→ PROBLEM TO WORK ON: What is the number of lines in the entries that contain the word "from"? Answer with that figure alone.

→ DATA RECORDS:
- - -

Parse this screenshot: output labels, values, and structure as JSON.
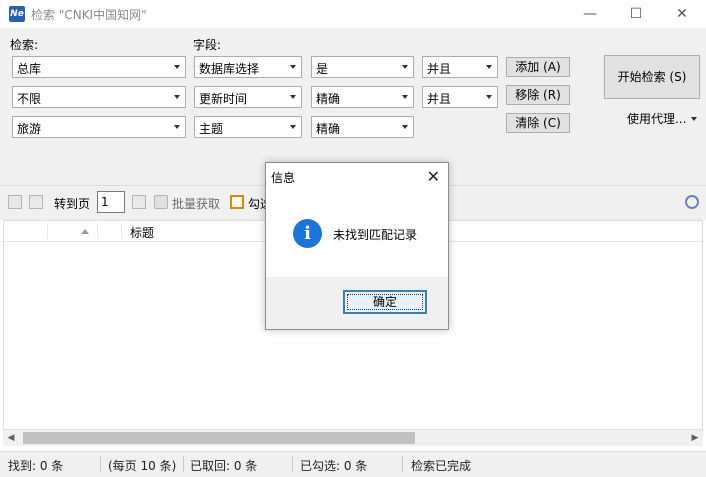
{
  "window": {
    "title": "检索 \"CNKI中国知网\"",
    "app_icon_text": "Ne",
    "minimize_glyph": "—",
    "maximize_glyph": "☐",
    "close_glyph": "✕"
  },
  "form": {
    "search_label": "检索:",
    "field_label": "字段:",
    "rows": [
      {
        "scope": "总库",
        "field": "数据库选择",
        "match": "是",
        "logic": "并且"
      },
      {
        "scope": "不限",
        "field": "更新时间",
        "match": "精确",
        "logic": "并且"
      },
      {
        "scope": "旅游",
        "field": "主题",
        "match": "精确"
      }
    ],
    "add_button": "添加 (A)",
    "remove_button": "移除 (R)",
    "clear_button": "清除 (C)",
    "start_button": "开始检索 (S)",
    "proxy_label": "使用代理..."
  },
  "toolbar": {
    "goto_page_label": "转到页",
    "page_value": "1",
    "batch_fetch_label": "批量获取",
    "check_label": "勾选"
  },
  "grid": {
    "columns": [
      "",
      "",
      "标题"
    ]
  },
  "status": {
    "found": "找到: 0 条",
    "per_page": "(每页 10 条)",
    "fetched": "已取回: 0 条",
    "checked": "已勾选: 0 条",
    "state": "检索已完成"
  },
  "dialog": {
    "title": "信息",
    "icon_glyph": "i",
    "message": "未找到匹配记录",
    "ok_button": "确定"
  },
  "colors": {
    "accent": "#1d74d8",
    "form_bg": "#f0f0f0",
    "dialog_ok_border": "#3c7fb1"
  }
}
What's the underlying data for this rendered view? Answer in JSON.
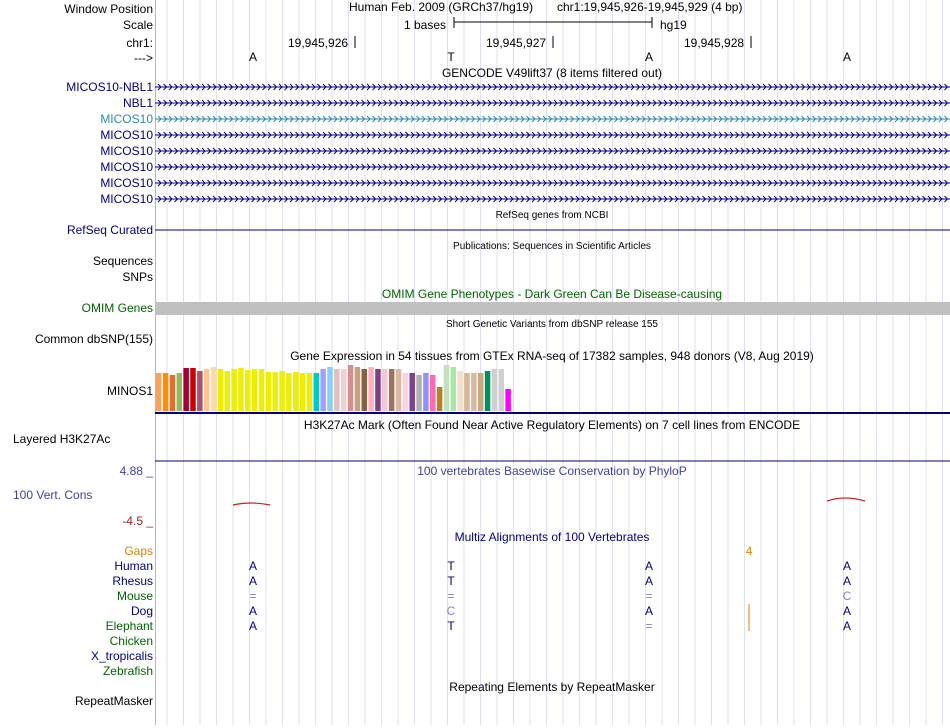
{
  "header": {
    "window_position_label": "Window Position",
    "scale_label": "Scale",
    "chrom_label": "chr1:",
    "strand_label": "--->",
    "assembly": "Human Feb. 2009 (GRCh37/hg19)",
    "position": "chr1:19,945,926-19,945,929 (4 bp)",
    "scale_value": "1 bases",
    "db": "hg19",
    "ticks": [
      "19,945,926",
      "19,945,927",
      "19,945,928"
    ],
    "bases": [
      "A",
      "T",
      "A",
      "A"
    ]
  },
  "gencode": {
    "title": "GENCODE V49lift37 (8 items filtered out)",
    "items": [
      "MICOS10-NBL1",
      "NBL1",
      "MICOS10",
      "MICOS10",
      "MICOS10",
      "MICOS10",
      "MICOS10",
      "MICOS10"
    ],
    "highlight_color": "#2a8aa8",
    "color": "#000080"
  },
  "refseq": {
    "title": "RefSeq genes from NCBI",
    "label": "RefSeq Curated"
  },
  "publications": {
    "title": "Publications: Sequences in Scientific Articles",
    "label": "Sequences"
  },
  "snps": {
    "label": "SNPs"
  },
  "omim": {
    "title": "OMIM Gene Phenotypes - Dark Green Can Be Disease-causing",
    "label": "OMIM Genes",
    "color": "#006400"
  },
  "dbsnp": {
    "title": "Short Genetic Variants from dbSNP release 155",
    "label": "Common dbSNP(155)"
  },
  "gtex": {
    "title": "Gene Expression in 54 tissues from GTEx RNA-seq of 17382 samples, 948 donors (V8, Aug 2019)",
    "label": "MINOS1",
    "bars": [
      {
        "c": "#f4a460",
        "h": 38
      },
      {
        "c": "#ff8c00",
        "h": 38
      },
      {
        "c": "#e07030",
        "h": 36
      },
      {
        "c": "#8fbc5a",
        "h": 38
      },
      {
        "c": "#a00030",
        "h": 43
      },
      {
        "c": "#cc0000",
        "h": 43
      },
      {
        "c": "#b05070",
        "h": 40
      },
      {
        "c": "#ffc890",
        "h": 42
      },
      {
        "c": "#ffd8a8",
        "h": 44
      },
      {
        "c": "#eeee00",
        "h": 42
      },
      {
        "c": "#eeee00",
        "h": 40
      },
      {
        "c": "#eeee00",
        "h": 42
      },
      {
        "c": "#eeee00",
        "h": 43
      },
      {
        "c": "#eeee00",
        "h": 41
      },
      {
        "c": "#eeee00",
        "h": 42
      },
      {
        "c": "#eeee00",
        "h": 42
      },
      {
        "c": "#eeee00",
        "h": 39
      },
      {
        "c": "#eeee00",
        "h": 39
      },
      {
        "c": "#eeee00",
        "h": 40
      },
      {
        "c": "#eeee00",
        "h": 38
      },
      {
        "c": "#eeee00",
        "h": 39
      },
      {
        "c": "#eeee00",
        "h": 38
      },
      {
        "c": "#eeee00",
        "h": 38
      },
      {
        "c": "#00c8c8",
        "h": 38
      },
      {
        "c": "#a0a0ff",
        "h": 42
      },
      {
        "c": "#87cefa",
        "h": 44
      },
      {
        "c": "#e0c0c0",
        "h": 42
      },
      {
        "c": "#f0d0d0",
        "h": 42
      },
      {
        "c": "#d09090",
        "h": 46
      },
      {
        "c": "#c8a080",
        "h": 44
      },
      {
        "c": "#8b6040",
        "h": 42
      },
      {
        "c": "#ffb0c0",
        "h": 44
      },
      {
        "c": "#804080",
        "h": 42
      },
      {
        "c": "#f0c8d8",
        "h": 42
      },
      {
        "c": "#a07060",
        "h": 42
      },
      {
        "c": "#d8b8a0",
        "h": 42
      },
      {
        "c": "#ffd0e0",
        "h": 38
      },
      {
        "c": "#804090",
        "h": 38
      },
      {
        "c": "#b0b0b0",
        "h": 36
      },
      {
        "c": "#9090ff",
        "h": 38
      },
      {
        "c": "#ff69b4",
        "h": 36
      },
      {
        "c": "#b88020",
        "h": 24
      },
      {
        "c": "#c0e0c0",
        "h": 46
      },
      {
        "c": "#a8e8a0",
        "h": 44
      },
      {
        "c": "#f0e0d0",
        "h": 40
      },
      {
        "c": "#d8b890",
        "h": 38
      },
      {
        "c": "#d8b8a0",
        "h": 38
      },
      {
        "c": "#c8a880",
        "h": 38
      },
      {
        "c": "#009060",
        "h": 40
      },
      {
        "c": "#d0d0d0",
        "h": 42
      },
      {
        "c": "#d0d0d0",
        "h": 42
      },
      {
        "c": "#ff00ff",
        "h": 22
      }
    ]
  },
  "h3k27ac": {
    "title": "H3K27Ac Mark (Often Found Near Active Regulatory Elements) on 7 cell lines from ENCODE",
    "label": "Layered H3K27Ac"
  },
  "phylop": {
    "title": "100 vertebrates Basewise Conservation by PhyloP",
    "label": "100 Vert. Cons",
    "max": "4.88 _",
    "min": "-4.5 _",
    "title_color": "#4040a0",
    "max_color": "#4040a0",
    "min_color": "#a02020"
  },
  "multiz": {
    "title": "Multiz Alignments of 100 Vertebrates",
    "gaps_label": "Gaps",
    "gaps_color": "#e08000",
    "gap_value": "4",
    "species": [
      {
        "name": "Human",
        "color": "#000080",
        "bases": [
          "A",
          "T",
          "A",
          "A"
        ],
        "bc": [
          "#000080",
          "#000080",
          "#000080",
          "#000080"
        ]
      },
      {
        "name": "Rhesus",
        "color": "#000080",
        "bases": [
          "A",
          "T",
          "A",
          "A"
        ],
        "bc": [
          "#000080",
          "#000080",
          "#000080",
          "#000080"
        ]
      },
      {
        "name": "Mouse",
        "color": "#006400",
        "bases": [
          "=",
          "=",
          "=",
          "C"
        ],
        "bc": [
          "#8080c0",
          "#8080c0",
          "#8080c0",
          "#8080c0"
        ]
      },
      {
        "name": "Dog",
        "color": "#000080",
        "bases": [
          "A",
          "C",
          "A",
          "A"
        ],
        "bc": [
          "#000080",
          "#8080c0",
          "#000080",
          "#000080"
        ]
      },
      {
        "name": "Elephant",
        "color": "#006400",
        "bases": [
          "A",
          "T",
          "=",
          "A"
        ],
        "bc": [
          "#000080",
          "#000080",
          "#8080c0",
          "#000080"
        ]
      },
      {
        "name": "Chicken",
        "color": "#006400",
        "bases": [
          "",
          "",
          "",
          ""
        ],
        "bc": [
          "#000080",
          "#000080",
          "#000080",
          "#000080"
        ]
      },
      {
        "name": "X_tropicalis",
        "color": "#000080",
        "bases": [
          "",
          "",
          "",
          ""
        ],
        "bc": [
          "#000080",
          "#000080",
          "#000080",
          "#000080"
        ]
      },
      {
        "name": "Zebrafish",
        "color": "#006400",
        "bases": [
          "",
          "",
          "",
          ""
        ],
        "bc": [
          "#000080",
          "#000080",
          "#000080",
          "#000080"
        ]
      }
    ]
  },
  "repeatmasker": {
    "title": "Repeating Elements by RepeatMasker",
    "label": "RepeatMasker"
  }
}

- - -

→ ANSWER SECTION: 4